According to researchers, there are at least 200 hundred easily accessible apps and services offering potential stalkers everything from basic location tracking to the ability to harvest texts and even secretly record video.

Two dozen of these apps are explicitly promoted as tools for spying on romantic partners.

Because technology enables discreet, covert stalking, many victims don’t even know they’re being tracked — and this would be the case if AirTags were misused.

This also means law enforcement cannot keep up with the scale of stalking incidents.

It also needs to be said that stalking is often a precursor to homicide. Nearly 76% of women murdered by an intimate partner were stalked first — and 54% of these victims had already reported their stalker to the police.


The severity of these incidents is already under-acknowledged without Apple making things worse.

RELATED: Teen Girl Fined For 'Wasting Police Time' By Reporting Her Stalker — Then He Murdered Her

What to do if you find an AirTag that isn’t yours.

Apple has outlined how people can protect themselves if they do find an unknown AirTag in their belongings.

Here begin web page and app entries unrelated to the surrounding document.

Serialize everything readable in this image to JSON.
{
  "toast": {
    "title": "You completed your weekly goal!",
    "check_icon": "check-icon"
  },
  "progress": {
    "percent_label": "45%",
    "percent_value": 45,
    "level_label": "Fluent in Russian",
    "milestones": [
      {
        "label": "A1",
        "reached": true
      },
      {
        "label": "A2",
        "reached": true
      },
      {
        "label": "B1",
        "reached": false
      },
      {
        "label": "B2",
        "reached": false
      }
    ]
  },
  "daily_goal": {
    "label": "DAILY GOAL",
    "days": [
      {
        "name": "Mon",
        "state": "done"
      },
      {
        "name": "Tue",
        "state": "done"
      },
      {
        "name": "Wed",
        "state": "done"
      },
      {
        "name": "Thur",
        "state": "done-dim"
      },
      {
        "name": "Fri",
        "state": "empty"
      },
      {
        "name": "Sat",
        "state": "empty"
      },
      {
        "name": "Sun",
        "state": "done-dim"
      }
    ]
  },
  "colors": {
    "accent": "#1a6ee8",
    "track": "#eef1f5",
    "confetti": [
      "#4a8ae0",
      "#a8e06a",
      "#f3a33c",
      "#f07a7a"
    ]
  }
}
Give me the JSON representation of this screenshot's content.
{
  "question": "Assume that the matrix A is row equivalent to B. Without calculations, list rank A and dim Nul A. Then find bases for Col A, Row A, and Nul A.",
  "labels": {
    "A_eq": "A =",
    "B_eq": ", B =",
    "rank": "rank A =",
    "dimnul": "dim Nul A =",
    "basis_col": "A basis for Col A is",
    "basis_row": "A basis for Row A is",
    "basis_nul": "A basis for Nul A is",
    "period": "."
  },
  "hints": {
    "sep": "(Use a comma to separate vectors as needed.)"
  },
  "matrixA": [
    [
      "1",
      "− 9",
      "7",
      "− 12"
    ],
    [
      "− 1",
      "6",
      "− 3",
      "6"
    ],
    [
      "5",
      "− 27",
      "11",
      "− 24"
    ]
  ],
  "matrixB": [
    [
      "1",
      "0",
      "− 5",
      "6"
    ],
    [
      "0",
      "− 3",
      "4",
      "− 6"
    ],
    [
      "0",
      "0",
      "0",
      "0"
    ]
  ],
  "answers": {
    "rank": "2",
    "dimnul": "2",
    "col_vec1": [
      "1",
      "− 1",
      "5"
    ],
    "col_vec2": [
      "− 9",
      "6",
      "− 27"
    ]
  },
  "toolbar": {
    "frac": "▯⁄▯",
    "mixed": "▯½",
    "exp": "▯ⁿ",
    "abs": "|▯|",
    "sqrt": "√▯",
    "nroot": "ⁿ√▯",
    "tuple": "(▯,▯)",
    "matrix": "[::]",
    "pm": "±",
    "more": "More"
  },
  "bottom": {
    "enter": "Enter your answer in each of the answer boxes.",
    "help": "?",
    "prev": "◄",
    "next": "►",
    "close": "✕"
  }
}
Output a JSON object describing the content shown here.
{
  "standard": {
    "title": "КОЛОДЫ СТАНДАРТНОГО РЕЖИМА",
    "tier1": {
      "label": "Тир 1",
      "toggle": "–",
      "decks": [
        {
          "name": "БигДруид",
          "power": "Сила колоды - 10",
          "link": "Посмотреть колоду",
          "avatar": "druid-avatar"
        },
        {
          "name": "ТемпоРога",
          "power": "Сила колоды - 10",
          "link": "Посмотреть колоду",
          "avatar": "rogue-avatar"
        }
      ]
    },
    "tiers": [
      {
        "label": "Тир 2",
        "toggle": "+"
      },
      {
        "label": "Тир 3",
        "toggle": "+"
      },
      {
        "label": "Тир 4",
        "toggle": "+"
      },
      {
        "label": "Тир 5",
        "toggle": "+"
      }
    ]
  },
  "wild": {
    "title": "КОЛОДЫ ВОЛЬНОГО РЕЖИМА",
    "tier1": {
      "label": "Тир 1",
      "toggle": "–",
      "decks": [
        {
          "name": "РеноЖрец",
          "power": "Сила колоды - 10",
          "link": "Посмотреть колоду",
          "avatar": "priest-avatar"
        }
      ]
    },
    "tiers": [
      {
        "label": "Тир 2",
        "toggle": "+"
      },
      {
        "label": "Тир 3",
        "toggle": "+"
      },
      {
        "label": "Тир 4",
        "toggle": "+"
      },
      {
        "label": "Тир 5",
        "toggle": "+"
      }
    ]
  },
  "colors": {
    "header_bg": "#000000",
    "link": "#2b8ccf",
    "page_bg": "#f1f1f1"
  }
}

If you come across an AirTag that doesn't belong to you: Hold any phone, tablet, or NFC device to the white side of the AirTag and tap the notification that appears. This will take you to a website with the AirTag’s serial number. If the owner has reported it missing you may be able to contact them.

If you receive a notification saying, “AirTag Found Moving With You”: Tap the message and select “Play Sound” to locate the device. Then, follow the instruction to disable the AirTag.

If you do not own an Apple device and hear an AirTag or find one: You can also hold your device to the tag and follow the instructions above.

Shaler tells us that those in abuse situations who do not realize they are being stalked may be able to infer that they are under surveillance by watching for certain behavioral patterns.


“Usually, the victim can notice the demeanor and questions of the abuser that will indicate their probing for information to validate what they have learned from the devices. More overt, of course, are straight-up accusations and twisted narratives,” she says.

If you find an AirTag and suspect you are in immediate danger, be sure to contact law enforcement.

If you or someone you know is suffering from domestic abuse or violence, help is available. Trained volunteers are available 24/7/365 on the National Domestic Violence Hotline at 1-800-799-SAFE (7233).

If you’re unable to speak safely, text LOVEIS to 1-866-331-9474 or log onto thehotline.org.


RELATED: Why Women Stay In Abusive Relationships — And How To Leave Safely

Alice Kelly is a writer living in Brooklyn, New York. Catch her covering all things social justice, news, and entertainment. Keep up with her on Twitter for more.